AMETEK Land, a combustion efficiency and environmental pollutant emissions monitoring expert, has supplied its Near Infrared Borescope (NIR-B) 3XR to Air Liquide, which is now gaining know-how by continuously measuring temperature of tube walls within its steam methane reformers.
Air Liquide’s steam methane reformers, which produce industrial hydrogen (H2) and carbon dioxide (CO2) gases, are critical assets and their safe and reliable operation is of paramount importance.
However, the company explains they are very challenging assets to maintain and operate, “Some of the most-common problems in reformer operation are burner, flue gas distribution and catalyst issues. All of those problems can directly affect tube wall temperatures (TWT) and tube life and can lead to premature tube failure. Those issues also can lead a producer to be overly cautious on TWT and lose valuable production every year.”
Developed specifically to operate in the hazardous areas of a steam methane reformer, the NIR-B 3XR is ATEX and IECEx approved and CSA certified.
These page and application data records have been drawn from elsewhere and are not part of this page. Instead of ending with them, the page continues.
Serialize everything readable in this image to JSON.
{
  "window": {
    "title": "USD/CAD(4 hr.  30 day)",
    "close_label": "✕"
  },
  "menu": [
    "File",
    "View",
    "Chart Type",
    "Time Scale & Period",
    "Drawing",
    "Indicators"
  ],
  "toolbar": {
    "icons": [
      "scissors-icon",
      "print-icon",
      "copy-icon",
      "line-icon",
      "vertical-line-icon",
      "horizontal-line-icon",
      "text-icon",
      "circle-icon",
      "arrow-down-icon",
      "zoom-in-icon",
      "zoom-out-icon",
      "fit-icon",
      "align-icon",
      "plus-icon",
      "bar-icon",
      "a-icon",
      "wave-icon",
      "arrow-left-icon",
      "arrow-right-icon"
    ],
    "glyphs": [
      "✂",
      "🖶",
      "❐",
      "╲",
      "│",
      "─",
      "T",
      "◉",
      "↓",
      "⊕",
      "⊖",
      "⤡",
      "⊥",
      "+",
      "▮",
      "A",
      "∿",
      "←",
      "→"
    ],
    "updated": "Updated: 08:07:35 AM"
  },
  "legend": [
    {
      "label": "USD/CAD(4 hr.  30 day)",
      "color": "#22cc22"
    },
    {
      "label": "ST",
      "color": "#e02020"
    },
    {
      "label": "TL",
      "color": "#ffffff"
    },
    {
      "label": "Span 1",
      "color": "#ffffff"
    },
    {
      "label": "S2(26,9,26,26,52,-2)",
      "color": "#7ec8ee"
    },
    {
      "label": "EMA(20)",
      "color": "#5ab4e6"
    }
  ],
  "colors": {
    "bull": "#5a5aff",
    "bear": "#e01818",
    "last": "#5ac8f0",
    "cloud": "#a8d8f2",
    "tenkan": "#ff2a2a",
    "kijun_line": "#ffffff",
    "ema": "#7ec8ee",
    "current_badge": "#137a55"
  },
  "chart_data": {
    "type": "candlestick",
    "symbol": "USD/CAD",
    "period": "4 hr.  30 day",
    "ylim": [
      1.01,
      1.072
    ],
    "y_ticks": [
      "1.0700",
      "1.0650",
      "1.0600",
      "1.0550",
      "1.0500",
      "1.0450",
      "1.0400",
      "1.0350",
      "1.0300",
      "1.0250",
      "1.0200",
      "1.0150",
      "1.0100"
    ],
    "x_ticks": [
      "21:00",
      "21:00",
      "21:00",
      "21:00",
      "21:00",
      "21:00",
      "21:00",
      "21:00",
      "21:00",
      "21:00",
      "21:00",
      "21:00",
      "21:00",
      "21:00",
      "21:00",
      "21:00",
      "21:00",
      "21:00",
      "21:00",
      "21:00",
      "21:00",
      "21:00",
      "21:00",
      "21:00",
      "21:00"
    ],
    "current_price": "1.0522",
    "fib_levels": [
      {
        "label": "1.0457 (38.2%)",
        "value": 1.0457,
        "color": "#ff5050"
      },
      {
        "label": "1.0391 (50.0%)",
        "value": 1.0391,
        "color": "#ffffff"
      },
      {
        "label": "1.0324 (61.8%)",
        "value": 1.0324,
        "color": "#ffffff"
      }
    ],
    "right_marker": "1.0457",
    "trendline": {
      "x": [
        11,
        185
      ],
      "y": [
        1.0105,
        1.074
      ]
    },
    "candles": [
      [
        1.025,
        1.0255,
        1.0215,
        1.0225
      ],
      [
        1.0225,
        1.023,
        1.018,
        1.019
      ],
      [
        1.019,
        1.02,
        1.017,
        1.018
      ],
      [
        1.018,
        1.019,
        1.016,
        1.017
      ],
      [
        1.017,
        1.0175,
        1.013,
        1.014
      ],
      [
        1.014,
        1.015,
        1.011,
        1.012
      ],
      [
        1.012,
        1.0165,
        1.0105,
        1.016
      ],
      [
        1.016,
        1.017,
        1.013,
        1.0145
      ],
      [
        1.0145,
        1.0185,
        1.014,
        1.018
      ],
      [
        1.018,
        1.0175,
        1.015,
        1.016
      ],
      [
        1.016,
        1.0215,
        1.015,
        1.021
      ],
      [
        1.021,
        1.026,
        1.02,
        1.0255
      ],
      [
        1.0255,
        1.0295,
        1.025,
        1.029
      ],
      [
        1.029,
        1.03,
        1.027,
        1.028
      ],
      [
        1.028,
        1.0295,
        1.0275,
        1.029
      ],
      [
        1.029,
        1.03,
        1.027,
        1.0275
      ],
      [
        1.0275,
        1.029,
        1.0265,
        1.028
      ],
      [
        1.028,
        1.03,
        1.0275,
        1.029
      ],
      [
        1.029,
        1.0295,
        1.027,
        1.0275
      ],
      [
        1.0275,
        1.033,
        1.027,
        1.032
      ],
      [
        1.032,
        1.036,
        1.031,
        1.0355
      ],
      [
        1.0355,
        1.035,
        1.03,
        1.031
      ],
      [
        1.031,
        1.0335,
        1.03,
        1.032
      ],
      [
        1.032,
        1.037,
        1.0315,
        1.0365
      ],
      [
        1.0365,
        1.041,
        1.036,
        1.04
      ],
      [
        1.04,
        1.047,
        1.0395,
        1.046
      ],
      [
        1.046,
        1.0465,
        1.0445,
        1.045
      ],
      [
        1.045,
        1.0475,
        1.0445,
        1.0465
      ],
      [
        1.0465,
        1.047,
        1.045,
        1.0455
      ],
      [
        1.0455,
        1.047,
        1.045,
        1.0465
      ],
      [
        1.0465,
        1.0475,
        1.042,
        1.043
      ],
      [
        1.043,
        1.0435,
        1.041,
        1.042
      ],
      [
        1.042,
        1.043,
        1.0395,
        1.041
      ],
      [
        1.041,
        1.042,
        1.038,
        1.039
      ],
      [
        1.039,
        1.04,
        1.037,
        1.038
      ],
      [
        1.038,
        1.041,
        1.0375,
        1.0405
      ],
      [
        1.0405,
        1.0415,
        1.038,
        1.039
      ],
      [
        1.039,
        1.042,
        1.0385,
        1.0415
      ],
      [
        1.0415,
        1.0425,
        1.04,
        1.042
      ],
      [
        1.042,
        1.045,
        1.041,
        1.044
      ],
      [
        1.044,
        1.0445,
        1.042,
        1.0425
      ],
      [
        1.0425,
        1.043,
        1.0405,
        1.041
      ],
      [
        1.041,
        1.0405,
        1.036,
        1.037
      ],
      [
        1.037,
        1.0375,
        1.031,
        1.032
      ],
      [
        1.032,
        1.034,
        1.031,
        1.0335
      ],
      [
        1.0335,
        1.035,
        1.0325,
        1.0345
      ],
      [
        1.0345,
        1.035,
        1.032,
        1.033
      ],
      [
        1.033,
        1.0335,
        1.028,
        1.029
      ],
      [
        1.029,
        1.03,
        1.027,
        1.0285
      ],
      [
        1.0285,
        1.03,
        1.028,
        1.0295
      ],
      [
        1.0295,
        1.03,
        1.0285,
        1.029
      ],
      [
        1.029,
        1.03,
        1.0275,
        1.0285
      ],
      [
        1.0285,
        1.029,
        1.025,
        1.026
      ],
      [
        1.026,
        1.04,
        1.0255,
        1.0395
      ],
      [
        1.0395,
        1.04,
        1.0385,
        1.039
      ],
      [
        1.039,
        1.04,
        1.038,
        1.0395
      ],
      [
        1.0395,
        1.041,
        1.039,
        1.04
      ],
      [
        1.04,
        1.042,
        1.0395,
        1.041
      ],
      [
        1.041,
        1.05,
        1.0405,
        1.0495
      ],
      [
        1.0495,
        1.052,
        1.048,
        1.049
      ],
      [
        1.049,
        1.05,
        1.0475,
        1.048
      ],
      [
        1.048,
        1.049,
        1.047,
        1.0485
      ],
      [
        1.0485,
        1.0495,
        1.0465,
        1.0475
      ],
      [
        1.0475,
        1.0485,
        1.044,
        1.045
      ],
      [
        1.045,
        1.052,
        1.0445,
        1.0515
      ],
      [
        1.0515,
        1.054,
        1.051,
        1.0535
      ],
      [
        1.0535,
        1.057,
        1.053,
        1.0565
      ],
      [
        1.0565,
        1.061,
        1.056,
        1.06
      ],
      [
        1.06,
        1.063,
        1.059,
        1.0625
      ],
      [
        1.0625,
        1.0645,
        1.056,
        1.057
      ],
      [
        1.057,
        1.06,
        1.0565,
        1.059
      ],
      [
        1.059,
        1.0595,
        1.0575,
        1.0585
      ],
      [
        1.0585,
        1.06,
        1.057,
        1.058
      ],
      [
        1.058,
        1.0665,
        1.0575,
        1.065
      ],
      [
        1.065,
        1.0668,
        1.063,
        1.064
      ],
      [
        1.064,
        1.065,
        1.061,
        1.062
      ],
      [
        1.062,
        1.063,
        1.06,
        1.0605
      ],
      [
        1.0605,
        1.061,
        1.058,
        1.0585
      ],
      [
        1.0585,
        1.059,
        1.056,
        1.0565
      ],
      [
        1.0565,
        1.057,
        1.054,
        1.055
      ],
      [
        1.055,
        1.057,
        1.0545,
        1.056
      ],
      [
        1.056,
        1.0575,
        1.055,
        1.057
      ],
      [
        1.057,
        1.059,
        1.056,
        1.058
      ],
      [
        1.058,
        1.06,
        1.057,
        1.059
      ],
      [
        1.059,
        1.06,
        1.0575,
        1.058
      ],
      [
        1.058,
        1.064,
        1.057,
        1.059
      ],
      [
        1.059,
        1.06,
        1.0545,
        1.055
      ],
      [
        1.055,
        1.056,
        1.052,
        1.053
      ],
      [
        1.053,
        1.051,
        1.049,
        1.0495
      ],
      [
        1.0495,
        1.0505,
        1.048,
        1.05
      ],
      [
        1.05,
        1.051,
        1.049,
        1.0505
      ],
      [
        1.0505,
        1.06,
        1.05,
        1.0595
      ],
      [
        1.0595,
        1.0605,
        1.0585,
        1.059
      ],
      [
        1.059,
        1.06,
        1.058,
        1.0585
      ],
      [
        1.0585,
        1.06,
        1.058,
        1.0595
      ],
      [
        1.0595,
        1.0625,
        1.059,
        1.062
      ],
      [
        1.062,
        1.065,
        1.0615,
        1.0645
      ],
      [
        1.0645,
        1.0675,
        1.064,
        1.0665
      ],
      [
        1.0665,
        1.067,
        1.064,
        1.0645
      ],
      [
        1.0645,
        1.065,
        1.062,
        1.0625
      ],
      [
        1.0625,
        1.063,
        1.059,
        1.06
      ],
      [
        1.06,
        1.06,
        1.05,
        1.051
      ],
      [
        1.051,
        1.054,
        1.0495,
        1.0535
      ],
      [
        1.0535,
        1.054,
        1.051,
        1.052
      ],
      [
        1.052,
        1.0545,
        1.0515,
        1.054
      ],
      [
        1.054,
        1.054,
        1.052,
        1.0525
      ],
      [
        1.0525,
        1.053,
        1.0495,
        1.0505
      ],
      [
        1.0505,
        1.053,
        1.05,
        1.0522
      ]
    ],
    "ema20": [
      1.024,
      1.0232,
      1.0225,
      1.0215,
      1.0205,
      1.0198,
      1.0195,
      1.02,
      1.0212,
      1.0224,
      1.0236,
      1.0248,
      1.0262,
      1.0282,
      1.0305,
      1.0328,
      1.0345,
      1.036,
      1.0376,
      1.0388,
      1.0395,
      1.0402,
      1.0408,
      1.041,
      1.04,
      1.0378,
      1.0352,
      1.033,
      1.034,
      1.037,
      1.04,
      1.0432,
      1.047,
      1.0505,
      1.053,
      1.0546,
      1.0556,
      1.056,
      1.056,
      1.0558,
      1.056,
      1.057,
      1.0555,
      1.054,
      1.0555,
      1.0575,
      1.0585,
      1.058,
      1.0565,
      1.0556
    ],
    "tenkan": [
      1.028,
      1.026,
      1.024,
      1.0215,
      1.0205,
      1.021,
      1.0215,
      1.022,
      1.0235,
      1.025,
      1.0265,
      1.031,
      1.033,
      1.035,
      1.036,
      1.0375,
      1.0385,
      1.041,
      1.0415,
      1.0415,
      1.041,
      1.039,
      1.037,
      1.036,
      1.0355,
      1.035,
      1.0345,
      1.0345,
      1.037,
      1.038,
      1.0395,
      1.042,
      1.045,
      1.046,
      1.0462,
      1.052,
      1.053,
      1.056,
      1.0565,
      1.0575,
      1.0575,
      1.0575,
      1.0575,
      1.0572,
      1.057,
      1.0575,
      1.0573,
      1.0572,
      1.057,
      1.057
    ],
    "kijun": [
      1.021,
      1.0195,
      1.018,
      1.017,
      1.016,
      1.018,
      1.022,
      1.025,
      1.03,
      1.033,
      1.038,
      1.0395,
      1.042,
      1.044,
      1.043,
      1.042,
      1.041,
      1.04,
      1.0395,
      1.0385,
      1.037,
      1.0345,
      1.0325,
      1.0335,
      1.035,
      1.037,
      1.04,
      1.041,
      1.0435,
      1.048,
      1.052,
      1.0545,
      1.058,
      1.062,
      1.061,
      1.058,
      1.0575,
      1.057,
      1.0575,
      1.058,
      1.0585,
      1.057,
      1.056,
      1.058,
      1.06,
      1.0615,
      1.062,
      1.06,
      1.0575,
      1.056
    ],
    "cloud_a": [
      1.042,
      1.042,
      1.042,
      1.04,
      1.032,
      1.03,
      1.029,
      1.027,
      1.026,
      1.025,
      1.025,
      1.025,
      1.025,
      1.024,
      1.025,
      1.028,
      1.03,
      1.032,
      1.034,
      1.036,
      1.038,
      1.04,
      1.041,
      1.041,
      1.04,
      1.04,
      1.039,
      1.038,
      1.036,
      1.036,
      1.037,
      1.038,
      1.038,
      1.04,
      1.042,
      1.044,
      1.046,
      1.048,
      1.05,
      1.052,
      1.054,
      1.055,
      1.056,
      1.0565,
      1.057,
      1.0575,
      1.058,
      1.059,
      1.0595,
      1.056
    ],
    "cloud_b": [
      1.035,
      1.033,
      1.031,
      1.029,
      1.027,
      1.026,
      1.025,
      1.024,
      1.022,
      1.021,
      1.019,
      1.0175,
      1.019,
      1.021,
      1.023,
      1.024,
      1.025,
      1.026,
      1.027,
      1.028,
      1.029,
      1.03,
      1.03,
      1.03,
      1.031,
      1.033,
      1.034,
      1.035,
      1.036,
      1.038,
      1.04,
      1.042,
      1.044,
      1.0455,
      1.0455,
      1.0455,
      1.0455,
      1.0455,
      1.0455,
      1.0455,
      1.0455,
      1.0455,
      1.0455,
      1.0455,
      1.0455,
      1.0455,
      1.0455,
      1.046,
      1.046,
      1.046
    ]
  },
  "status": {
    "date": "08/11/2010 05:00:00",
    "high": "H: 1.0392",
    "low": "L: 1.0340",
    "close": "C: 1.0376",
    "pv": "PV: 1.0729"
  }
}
It is a short-wavelength radiometric, infrared borescope imaging camera, which measures temperatures in the single range of 600 to 1800 °C (1112 to 3272 °F) and utilises the latest wide dynamic range imaging technology.
Air Liquide said this solution was ideal for its industrial gas application in which there were high differential temperatures in the field of view, such as the tube and furnace walls.
Gonzalo Navarro, Production Manager at Air Liquide Ibérica de Gases, comments, “Our main drivers for investing in AMETEK Land’s NIR-B 3XR were to extend tube and catalyst life, which we are achieving as a result. We continuously are learning about our reformer, which enables us to balance it correctly and to follow our main and most-critical asset online.”
Air Liquide uses the extensive functions available within the LIPS NIR-B thermal imaging software to monitor TWT 24/7 and to receive early warning of increasing temperatures.
“The software allows us to spot and respond immediately to problems such as hot spots and bands on the tubes, refractory damage and any flame impingement,” comments Navarro, “We extensively use the Isotherm temperature measurement mode within the software to highlight areas of a thermal image that are within a selected temperature range. Areas within the isotherm’s range are displayed in our chosen colour for clear visibility and are key to our comprehensive understanding of tube performance.”
He continued, “The implementation of the thermal imagers has allowed us to gain furnace know-how. Now, our teams are able to monitor the temperature of the tubes continuously, they are able to make more informed and confident decisions implying greater plant reliability.”